The apartment blocks look like all the other apartment blocks. They are clean, with furniture, power and water. But the families who live there are not paying rent – they entered the flats with no permission and are now living there (squatting). They lost their jobs and homes because of the economic crisis in Spain.

Between 2008 and 2012, the banks took about 250,000 homes from people who couldn’t pay. And there is very little support for these people with no homes, as the government has little money. So, in apartments across Spain, the group “Platform for Mortgage Affected People” is trying to find a new solution for the housing crisis.

Many people know the Platform because they tried to stop people being forced to leave their homes. But it has also taken over 15 blocks of flats and many more houses. Most of these houses and flats are owned by banks. The government helped these same banks with so much money when they had serious problems.

The Platform is organising for families to live there legally, paying no more than a third of their income as rent. So far, banks have agreed in two buildings.

The Platform says that more than a thousand Spaniards are now living in these homes, including more than 300 children.

‘Spain has three million empty buildings – the most in Europe – and more than a million of them belong to the banks,’ says the Platform’s Gala Pin. ‘We don’t need to build more houses. We saved the banks with our money – millions of euros of public money – and now they have to give something back to us.’

Last year, because of the Platform and angry Spaniards with no homes, the government brought in new laws for new social housing and help with paying mortgages. But these plans have not been very successful. More than 6,000 bank-owned properties were given to social housing under the new laws. But about two-thirds of these are still empty because there are very strict rules for applying to live there.
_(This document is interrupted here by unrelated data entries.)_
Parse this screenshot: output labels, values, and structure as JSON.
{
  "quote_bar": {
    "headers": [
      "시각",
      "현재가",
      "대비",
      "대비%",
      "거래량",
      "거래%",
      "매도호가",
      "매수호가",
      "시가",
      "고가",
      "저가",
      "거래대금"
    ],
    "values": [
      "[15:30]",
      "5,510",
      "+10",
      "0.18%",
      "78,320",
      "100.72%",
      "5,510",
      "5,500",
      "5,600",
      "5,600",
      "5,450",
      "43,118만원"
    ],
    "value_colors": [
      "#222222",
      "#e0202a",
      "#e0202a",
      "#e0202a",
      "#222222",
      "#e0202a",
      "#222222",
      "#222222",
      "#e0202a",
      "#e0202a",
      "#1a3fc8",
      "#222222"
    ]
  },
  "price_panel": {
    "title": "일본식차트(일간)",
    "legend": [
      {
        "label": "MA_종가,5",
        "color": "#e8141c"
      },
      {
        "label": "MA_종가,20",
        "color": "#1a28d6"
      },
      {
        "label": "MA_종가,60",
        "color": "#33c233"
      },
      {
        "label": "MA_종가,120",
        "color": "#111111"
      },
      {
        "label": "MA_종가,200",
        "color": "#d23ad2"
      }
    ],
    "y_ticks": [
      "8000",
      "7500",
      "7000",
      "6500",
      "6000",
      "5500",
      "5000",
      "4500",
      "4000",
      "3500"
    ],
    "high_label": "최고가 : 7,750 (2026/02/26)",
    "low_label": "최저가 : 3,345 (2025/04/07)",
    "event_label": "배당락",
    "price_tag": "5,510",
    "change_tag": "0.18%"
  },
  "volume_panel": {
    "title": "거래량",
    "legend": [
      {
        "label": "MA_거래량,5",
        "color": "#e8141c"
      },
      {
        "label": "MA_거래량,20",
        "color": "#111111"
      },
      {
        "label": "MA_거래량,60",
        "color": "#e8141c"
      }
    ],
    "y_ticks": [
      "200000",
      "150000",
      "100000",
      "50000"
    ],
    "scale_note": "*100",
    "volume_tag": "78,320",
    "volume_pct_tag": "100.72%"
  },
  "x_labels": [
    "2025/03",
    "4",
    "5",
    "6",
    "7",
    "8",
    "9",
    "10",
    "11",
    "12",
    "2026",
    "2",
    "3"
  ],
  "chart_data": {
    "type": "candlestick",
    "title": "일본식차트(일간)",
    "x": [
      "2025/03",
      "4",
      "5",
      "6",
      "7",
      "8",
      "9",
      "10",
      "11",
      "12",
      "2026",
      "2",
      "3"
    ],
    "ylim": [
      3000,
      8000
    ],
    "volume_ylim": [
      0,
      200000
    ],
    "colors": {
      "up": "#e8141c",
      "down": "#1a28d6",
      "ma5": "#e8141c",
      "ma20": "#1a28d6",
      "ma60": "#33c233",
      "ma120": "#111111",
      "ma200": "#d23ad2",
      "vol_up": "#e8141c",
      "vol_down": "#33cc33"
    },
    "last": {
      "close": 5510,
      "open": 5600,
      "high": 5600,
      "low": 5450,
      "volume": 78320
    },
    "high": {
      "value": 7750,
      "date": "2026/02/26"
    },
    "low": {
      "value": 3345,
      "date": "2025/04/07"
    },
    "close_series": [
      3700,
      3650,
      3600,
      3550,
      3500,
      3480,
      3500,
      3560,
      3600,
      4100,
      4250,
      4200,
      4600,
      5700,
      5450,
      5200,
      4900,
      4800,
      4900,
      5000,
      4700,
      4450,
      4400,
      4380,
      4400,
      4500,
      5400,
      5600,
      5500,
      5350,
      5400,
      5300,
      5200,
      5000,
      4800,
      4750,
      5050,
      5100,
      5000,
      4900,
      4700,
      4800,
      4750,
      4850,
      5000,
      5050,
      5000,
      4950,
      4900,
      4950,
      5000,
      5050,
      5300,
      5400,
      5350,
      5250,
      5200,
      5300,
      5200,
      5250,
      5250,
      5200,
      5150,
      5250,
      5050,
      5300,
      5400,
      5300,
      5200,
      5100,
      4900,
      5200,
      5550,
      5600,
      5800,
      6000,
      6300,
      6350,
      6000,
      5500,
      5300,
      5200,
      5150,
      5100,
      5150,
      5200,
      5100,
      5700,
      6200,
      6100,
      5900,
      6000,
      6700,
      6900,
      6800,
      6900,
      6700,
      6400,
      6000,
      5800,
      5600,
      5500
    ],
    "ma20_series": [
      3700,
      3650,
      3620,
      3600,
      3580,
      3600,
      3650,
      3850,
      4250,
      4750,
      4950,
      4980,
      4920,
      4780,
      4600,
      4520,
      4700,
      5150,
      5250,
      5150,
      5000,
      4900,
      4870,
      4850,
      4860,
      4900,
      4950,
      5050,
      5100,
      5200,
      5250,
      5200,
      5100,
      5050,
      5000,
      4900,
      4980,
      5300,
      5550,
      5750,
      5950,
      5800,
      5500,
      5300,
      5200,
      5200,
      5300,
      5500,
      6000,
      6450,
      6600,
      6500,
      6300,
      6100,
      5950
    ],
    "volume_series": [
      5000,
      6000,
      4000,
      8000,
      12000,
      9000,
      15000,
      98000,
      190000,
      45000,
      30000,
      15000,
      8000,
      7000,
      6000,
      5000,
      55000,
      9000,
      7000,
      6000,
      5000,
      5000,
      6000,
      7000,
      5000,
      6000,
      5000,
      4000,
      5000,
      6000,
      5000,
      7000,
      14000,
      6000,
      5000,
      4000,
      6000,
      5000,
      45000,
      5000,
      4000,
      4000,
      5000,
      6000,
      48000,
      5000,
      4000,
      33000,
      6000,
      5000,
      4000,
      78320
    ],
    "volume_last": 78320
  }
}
And the families have to apply for social housing to the same bank that forced them to leave their homes.

‘People have had a terrible time emotionally. Then they have to return to the same bank to give in all their documents. It is difficult,’ says researcher Melissa García Lamarca.

But it seems more important for the Spanish government to stop public protests than to find a solution to the housing crisis. At the end of 2013, they wanted to introduce a ‘citizen security law’. This would make people who stop evictions pay fines of up to €30,000 ($41,440).

But the Platform has promised to continue to stop evictions. ‘We will not let people sleep in the streets because they are afraid they will have to pay fines,’ says Pin.

NOW READ THE ORIGINAL:http://newint.org/sections/agenda/2014/06/01/spain-unlikely-squatters/ (This article has been simplified so the words, text structure and quotes may have been changed)